-- Exercise details --
For every line in the data below, check for the word "manchester", then state how many lines have it. Answer with the number only.

-- Task material --
= = =

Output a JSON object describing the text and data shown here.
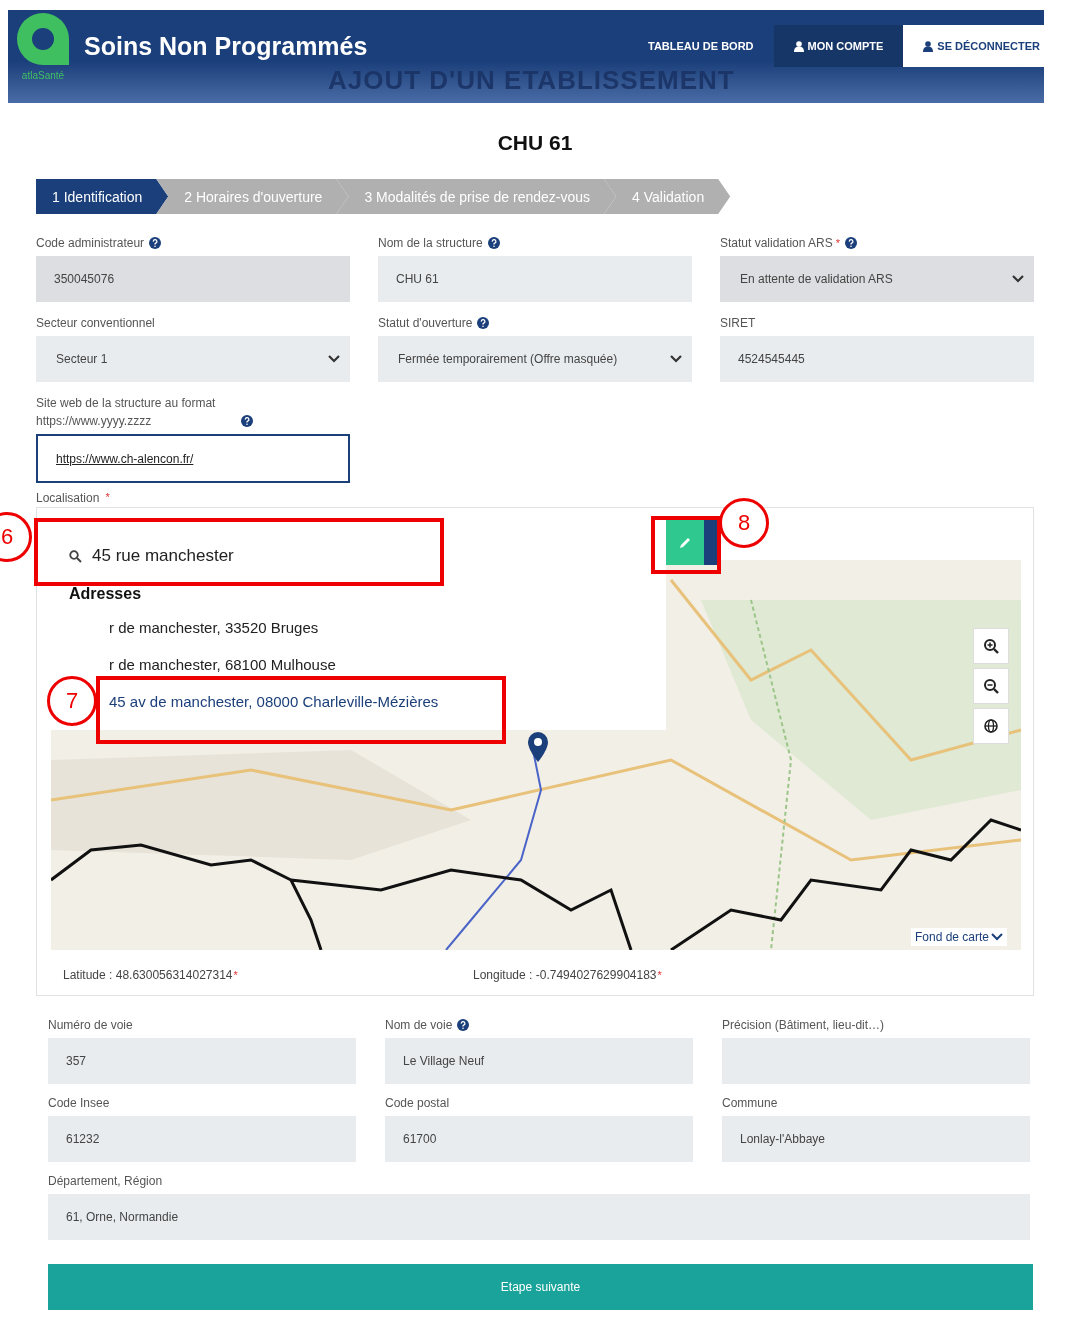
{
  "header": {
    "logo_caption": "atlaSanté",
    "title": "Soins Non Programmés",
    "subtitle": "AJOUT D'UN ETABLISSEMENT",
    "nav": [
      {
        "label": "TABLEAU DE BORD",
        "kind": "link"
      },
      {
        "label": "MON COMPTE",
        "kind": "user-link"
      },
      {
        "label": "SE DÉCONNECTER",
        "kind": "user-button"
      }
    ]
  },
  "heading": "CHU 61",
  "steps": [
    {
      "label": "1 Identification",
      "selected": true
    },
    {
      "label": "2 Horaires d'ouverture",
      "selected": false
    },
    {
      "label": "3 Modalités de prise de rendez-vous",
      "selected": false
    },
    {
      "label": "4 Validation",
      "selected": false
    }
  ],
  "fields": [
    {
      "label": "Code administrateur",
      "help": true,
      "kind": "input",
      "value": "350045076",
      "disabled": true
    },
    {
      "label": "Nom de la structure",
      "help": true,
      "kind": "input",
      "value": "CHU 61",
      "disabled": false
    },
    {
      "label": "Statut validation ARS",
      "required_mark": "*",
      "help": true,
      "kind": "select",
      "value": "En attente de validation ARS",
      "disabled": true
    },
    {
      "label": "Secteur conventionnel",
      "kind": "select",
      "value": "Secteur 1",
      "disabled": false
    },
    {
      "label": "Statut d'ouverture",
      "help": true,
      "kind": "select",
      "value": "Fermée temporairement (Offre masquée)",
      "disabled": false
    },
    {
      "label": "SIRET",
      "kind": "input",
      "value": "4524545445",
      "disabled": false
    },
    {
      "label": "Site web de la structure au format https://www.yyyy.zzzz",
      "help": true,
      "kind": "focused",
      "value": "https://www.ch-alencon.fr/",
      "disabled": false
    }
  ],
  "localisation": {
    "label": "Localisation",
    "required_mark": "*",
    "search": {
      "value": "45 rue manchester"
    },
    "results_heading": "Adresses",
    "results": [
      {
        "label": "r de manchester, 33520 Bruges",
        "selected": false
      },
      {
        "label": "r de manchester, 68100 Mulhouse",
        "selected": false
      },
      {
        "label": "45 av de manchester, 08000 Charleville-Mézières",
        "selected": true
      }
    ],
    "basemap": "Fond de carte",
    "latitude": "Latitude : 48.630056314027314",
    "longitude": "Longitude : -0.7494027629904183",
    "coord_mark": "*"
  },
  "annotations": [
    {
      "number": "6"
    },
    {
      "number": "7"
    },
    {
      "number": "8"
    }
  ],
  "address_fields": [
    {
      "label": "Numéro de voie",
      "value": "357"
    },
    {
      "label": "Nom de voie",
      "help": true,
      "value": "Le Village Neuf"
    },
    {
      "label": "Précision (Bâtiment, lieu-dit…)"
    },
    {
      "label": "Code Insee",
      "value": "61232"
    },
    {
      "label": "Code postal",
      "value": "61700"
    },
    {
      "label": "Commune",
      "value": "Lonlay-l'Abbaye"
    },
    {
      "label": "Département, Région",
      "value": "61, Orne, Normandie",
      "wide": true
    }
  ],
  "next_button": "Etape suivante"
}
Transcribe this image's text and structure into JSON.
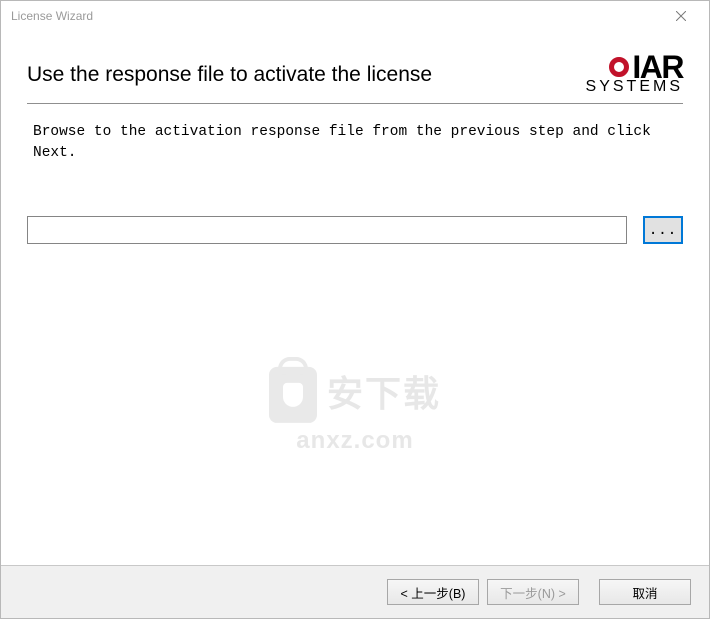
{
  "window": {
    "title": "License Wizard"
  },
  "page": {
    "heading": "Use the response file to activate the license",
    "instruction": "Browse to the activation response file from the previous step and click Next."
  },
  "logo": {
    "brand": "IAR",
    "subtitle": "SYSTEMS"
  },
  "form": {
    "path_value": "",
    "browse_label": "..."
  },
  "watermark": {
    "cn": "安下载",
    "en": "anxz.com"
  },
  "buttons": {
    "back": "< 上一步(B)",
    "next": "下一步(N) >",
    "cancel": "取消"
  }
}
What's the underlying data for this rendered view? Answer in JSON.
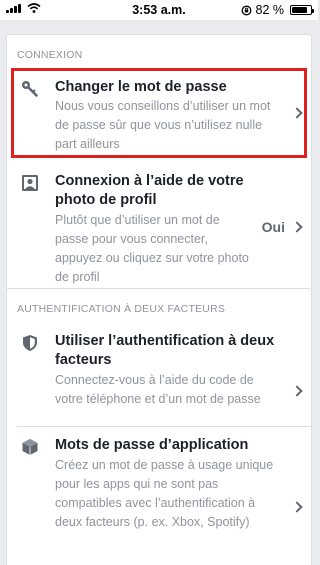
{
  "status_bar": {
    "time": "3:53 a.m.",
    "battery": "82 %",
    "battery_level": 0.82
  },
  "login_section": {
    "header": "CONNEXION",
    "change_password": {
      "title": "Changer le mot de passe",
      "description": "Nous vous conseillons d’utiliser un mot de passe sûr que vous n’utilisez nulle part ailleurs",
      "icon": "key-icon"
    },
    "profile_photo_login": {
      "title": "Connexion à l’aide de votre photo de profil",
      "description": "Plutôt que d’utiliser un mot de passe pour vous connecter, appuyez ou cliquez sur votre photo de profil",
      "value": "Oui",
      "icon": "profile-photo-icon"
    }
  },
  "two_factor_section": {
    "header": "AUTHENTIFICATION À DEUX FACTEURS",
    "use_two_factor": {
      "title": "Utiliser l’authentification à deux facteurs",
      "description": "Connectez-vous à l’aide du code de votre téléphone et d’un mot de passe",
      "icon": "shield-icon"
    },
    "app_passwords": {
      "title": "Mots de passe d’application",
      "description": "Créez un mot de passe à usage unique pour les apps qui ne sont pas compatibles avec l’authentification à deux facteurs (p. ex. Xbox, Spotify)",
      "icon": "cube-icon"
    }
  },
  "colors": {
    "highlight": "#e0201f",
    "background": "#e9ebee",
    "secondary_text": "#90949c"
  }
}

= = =

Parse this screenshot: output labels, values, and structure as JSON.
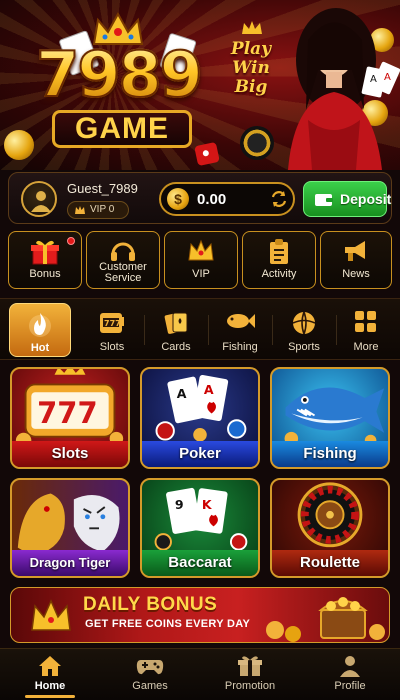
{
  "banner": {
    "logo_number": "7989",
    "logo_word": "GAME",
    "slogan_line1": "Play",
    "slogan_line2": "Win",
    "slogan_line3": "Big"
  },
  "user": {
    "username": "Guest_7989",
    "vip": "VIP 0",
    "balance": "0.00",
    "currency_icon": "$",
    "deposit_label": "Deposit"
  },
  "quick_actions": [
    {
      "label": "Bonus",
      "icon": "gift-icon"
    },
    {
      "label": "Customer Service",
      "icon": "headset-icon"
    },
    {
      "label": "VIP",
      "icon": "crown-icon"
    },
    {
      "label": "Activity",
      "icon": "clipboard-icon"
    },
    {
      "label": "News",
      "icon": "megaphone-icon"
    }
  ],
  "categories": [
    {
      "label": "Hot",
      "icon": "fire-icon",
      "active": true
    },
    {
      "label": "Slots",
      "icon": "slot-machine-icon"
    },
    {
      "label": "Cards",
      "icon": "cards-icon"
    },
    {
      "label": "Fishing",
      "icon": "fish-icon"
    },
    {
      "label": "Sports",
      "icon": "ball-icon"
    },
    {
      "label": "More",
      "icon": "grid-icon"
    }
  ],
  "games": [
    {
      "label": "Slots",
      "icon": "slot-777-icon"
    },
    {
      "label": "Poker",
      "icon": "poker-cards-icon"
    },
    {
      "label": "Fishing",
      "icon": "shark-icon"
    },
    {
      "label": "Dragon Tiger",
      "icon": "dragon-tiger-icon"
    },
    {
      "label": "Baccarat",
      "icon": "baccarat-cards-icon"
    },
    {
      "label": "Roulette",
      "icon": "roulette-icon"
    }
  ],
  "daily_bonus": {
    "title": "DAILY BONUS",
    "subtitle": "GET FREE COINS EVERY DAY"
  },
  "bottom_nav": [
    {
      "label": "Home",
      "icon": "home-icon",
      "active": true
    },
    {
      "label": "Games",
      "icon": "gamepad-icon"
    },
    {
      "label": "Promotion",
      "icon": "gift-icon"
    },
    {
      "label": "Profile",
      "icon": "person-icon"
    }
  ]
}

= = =

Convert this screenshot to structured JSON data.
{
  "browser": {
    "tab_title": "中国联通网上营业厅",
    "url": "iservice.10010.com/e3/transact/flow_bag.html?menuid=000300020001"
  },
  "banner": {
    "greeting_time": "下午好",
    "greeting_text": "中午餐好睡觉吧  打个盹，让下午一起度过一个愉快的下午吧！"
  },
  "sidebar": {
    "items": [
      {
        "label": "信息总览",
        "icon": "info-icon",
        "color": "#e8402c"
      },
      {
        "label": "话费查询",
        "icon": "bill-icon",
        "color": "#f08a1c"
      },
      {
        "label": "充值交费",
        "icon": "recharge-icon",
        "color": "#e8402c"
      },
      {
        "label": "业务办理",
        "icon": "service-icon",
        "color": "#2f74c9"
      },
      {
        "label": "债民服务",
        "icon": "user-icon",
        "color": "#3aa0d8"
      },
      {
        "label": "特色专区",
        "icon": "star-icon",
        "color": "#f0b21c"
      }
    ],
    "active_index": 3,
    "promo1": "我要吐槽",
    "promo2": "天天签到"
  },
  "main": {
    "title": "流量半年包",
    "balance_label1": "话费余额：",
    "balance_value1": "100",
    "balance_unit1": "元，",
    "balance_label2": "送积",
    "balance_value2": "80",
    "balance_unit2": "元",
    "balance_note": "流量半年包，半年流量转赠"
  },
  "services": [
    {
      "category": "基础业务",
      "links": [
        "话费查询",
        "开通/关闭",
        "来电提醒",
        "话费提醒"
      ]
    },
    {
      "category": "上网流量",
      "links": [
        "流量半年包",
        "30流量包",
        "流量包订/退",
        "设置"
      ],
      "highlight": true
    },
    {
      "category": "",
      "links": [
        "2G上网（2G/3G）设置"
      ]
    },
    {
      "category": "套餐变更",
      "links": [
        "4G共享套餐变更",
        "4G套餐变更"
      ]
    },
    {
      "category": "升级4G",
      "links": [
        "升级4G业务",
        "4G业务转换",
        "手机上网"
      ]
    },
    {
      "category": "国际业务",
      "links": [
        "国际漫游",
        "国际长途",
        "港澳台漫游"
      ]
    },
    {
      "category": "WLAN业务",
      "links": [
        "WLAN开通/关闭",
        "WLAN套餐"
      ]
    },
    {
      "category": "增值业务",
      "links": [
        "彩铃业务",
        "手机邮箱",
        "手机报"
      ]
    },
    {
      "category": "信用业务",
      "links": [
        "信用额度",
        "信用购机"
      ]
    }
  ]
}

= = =

-- Exercise result --
4